I want to live, I want to give

Edmunds St. John 2007 “Heart of Gold” (El Dorado County) – Very cranky when opened, not showing any of the fun fruit, structure, or aromatics I expect. Damaged? Probably not, given the source; perhaps just a weird bottle. (9/08)

The search for intelligent bass

Edmunds St. John 2005 Syrah Bassetti (San Luis Obispo County) – Smoked salt on meat and fresh blueberry. Flawlessly poised, medium-bodied now vs. other Bassettis, but absolutely bubbling with potential. This will take a long time to unfold, and an even longer time to develop, but it should be a stunner when it does. (2/08)

He knows

Edmunds St. John 2002 Syrah “The Shadow” (California) – One corked bottle, one soupy bottle (that I had; there may have been more), but the rest are as terrific as expected, with a rare balance of primary and developing syrah characteristics buoyed by fine structure and the orchestral tune-up that precedes complexity, For now, it’s still closed down, or at least in much need of a slower-paced awakening if one must drink it now. But it’ll be far better in a half-dozen years, or so. (8/07)

Carapace & skeleton

Edmunds St. John 2003 “Shell and Bone” Red (Paso Robles) – 13.8%. All shell, no bone. It’s white-hued and brittle, showing almost nothing at this stage, with a very long finish full of the promise of…wait, what’s that? What did it say? It’s not quite audible. If you own this, do not drink it now. I have 100% confidence in its future based on its youth, but its present is a different story. (6/08)

Witters don’t use drugs

Edmunds St. John 2007 Gamay Noir Rosé Witters (El Dorado County) – Vivid, light red fruit with a persistent, perhaps insistent drone; it’s that midpalate monotone that slightly reduces the appeal of this wine for me, though it would be fine in any context other than that of its predecessor. Which is, actually, praising with faint damn, because that’s some august context. (6/08)

After Luke

Edmunds St. John 1997 Syrah Durell (Sonoma/Carneros) – Man, is this good. An intricately-plucked funk bass line propels low-toned, leathery fruit though a series of earthy, fruit-scowl verses and leathery, whip-strap choruses to a rousing climax of fruit-stained saddle, black trumpet, and a hurricane of pepper dust. I’d be inclined to drink this now, whatever it’s future. (6/08)

Still running for president

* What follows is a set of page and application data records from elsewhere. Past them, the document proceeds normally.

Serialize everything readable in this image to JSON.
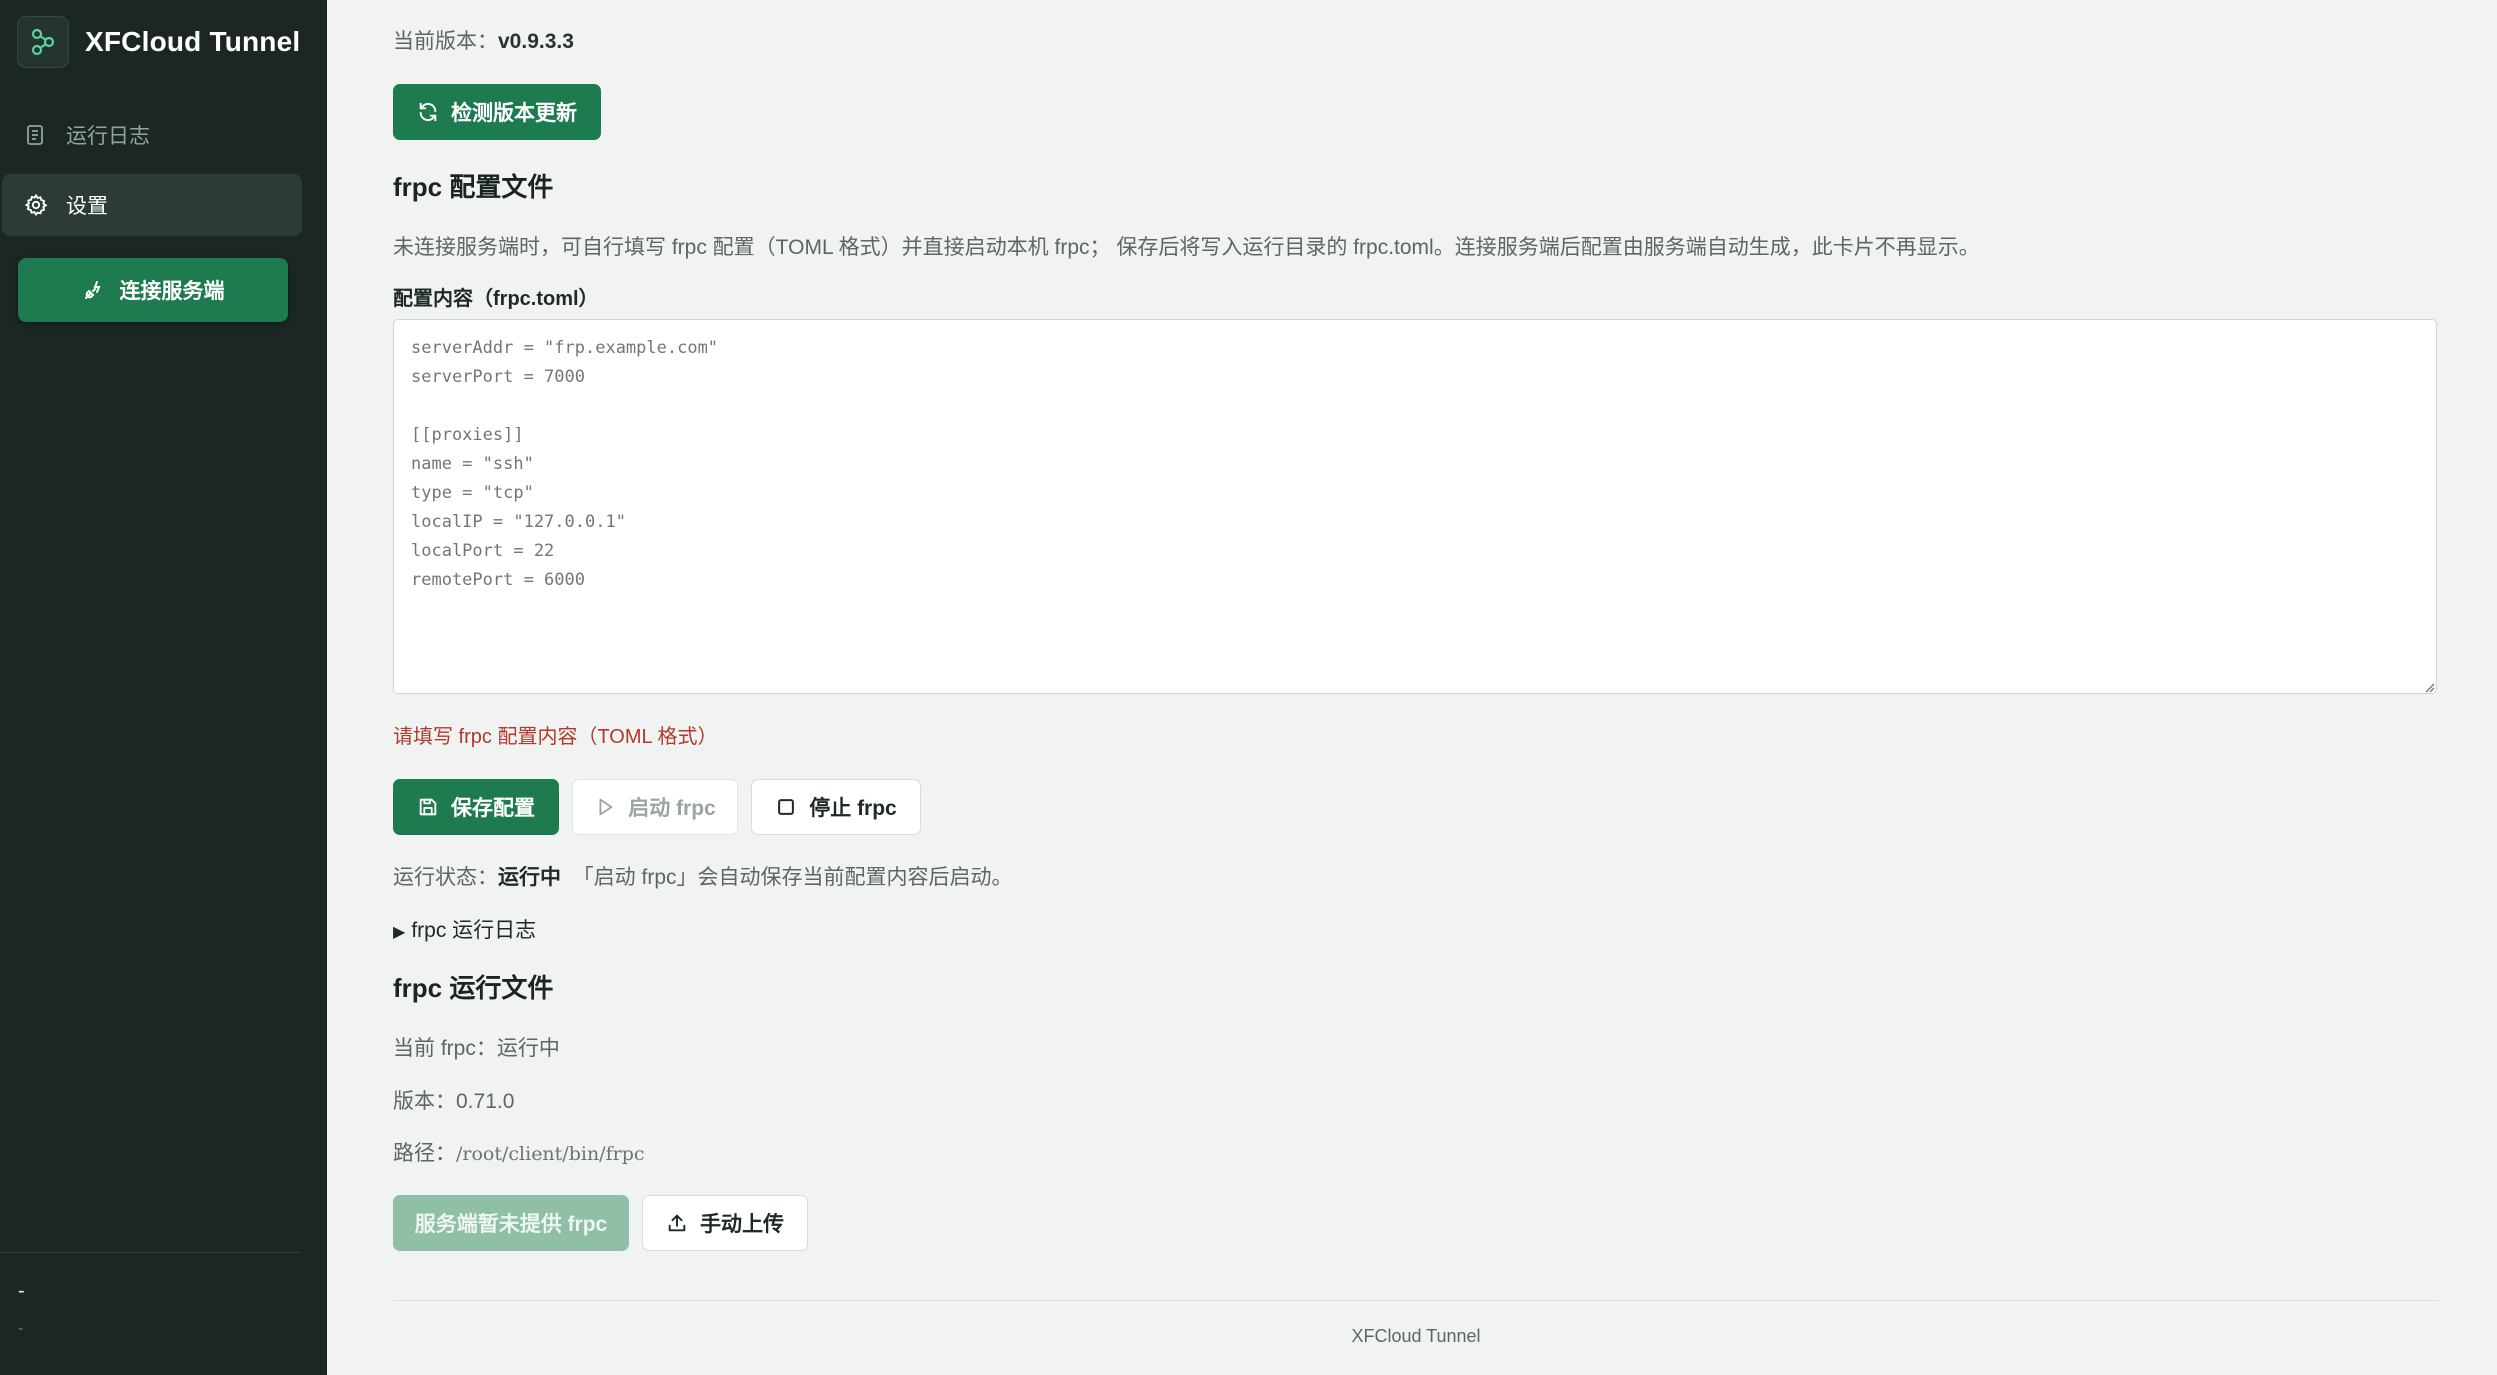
{
  "app": {
    "title": "XFCloud Tunnel"
  },
  "sidebar": {
    "items": [
      {
        "label": "运行日志",
        "icon": "scroll-icon"
      },
      {
        "label": "设置",
        "icon": "gear-icon"
      }
    ],
    "connect_label": "连接服务端",
    "footer_line1": "-",
    "footer_line2": "-"
  },
  "main": {
    "version_prefix": "当前版本：",
    "version_value": "v0.9.3.3",
    "check_update_label": "检测版本更新",
    "config": {
      "title": "frpc 配置文件",
      "description": "未连接服务端时，可自行填写 frpc 配置（TOML 格式）并直接启动本机 frpc； 保存后将写入运行目录的 frpc.toml。连接服务端后配置由服务端自动生成，此卡片不再显示。",
      "field_label": "配置内容（frpc.toml）",
      "placeholder": "serverAddr = \"frp.example.com\"\nserverPort = 7000\n\n[[proxies]]\nname = \"ssh\"\ntype = \"tcp\"\nlocalIP = \"127.0.0.1\"\nlocalPort = 22\nremotePort = 6000",
      "error": "请填写 frpc 配置内容（TOML 格式）",
      "save_label": "保存配置",
      "start_label": "启动 frpc",
      "stop_label": "停止 frpc",
      "status_prefix": "运行状态：",
      "status_value": "运行中",
      "status_note": "「启动 frpc」会自动保存当前配置内容后启动。",
      "logs_toggle": "frpc 运行日志"
    },
    "runtime": {
      "title": "frpc 运行文件",
      "current": "当前 frpc：运行中",
      "version": "版本：0.71.0",
      "path_prefix": "路径：",
      "path_value": "/root/client/bin/frpc",
      "provide_label": "服务端暂未提供 frpc",
      "upload_label": "手动上传"
    },
    "footer": "XFCloud Tunnel"
  },
  "colors": {
    "sidebar_bg": "#1c2724",
    "accent": "#1e7a4f",
    "error": "#b23a2c",
    "main_bg": "#f1f3f2"
  }
}
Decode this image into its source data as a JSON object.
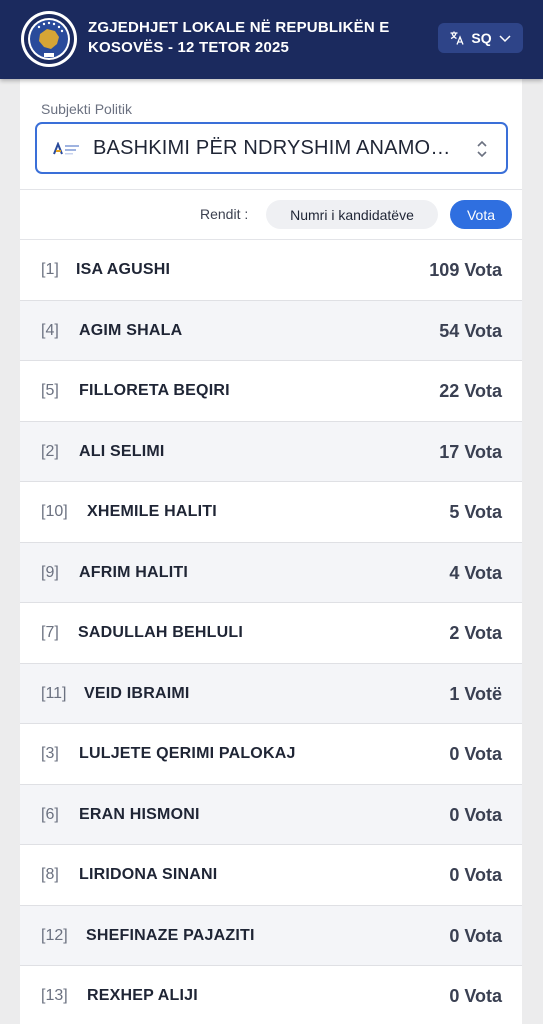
{
  "header": {
    "title": "ZGJEDHJET LOKALE NË REPUBLIKËN E KOSOVËS - 12 TETOR 2025",
    "language": "SQ",
    "colors": {
      "background": "#1b2a5e",
      "button": "#2e4488"
    }
  },
  "filter": {
    "label": "Subjekti Politik",
    "selected": "BASHKIMI PËR NDRYSHIM ANAMORAVA"
  },
  "sort": {
    "label": "Rendit :",
    "options": [
      "Numri i kandidatëve",
      "Vota"
    ],
    "active": "Vota",
    "accent": "#2f6fe0"
  },
  "candidates": [
    {
      "num": "[1]",
      "name": "ISA AGUSHI",
      "votes": "109 Vota"
    },
    {
      "num": "[4]",
      "name": "AGIM SHALA",
      "votes": "54 Vota"
    },
    {
      "num": "[5]",
      "name": "FILLORETA BEQIRI",
      "votes": "22 Vota"
    },
    {
      "num": "[2]",
      "name": "ALI SELIMI",
      "votes": "17 Vota"
    },
    {
      "num": "[10]",
      "name": "XHEMILE HALITI",
      "votes": "5 Vota"
    },
    {
      "num": "[9]",
      "name": "AFRIM HALITI",
      "votes": "4 Vota"
    },
    {
      "num": "[7]",
      "name": "SADULLAH BEHLULI",
      "votes": "2 Vota"
    },
    {
      "num": "[11]",
      "name": "VEID IBRAIMI",
      "votes": "1 Votë"
    },
    {
      "num": "[3]",
      "name": "LULJETE QERIMI PALOKAJ",
      "votes": "0 Vota"
    },
    {
      "num": "[6]",
      "name": "ERAN HISMONI",
      "votes": "0 Vota"
    },
    {
      "num": "[8]",
      "name": "LIRIDONA SINANI",
      "votes": "0 Vota"
    },
    {
      "num": "[12]",
      "name": "SHEFINAZE PAJAZITI",
      "votes": "0 Vota"
    },
    {
      "num": "[13]",
      "name": "REXHEP ALIJI",
      "votes": "0 Vota"
    }
  ]
}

Edmunds St. John 2005 “Rocks and Gravel” (California) – One of the most complete young versions of this wine I’ve tasted; like the Wylie-Fenaughty, whatever he’s doing to make these wines more immediately appealing without sacrificing structure (or maybe it’s just the vintage), it’s working; this is a brilliant, well-knit, deceptively soft expression of California Rhônishness, with restraint applied to the usual stew of old-growth herbs and dried-out soil, lightly animalistic notes, well-baked red fruit, and a fine dusting of seed pepper. What a terrific wine! It might not have the pure aging potential of other vintages (though these wines can be deceptive, and I may well be wrong), but certainly many ever-shifting years lie ahead of it. (5/08)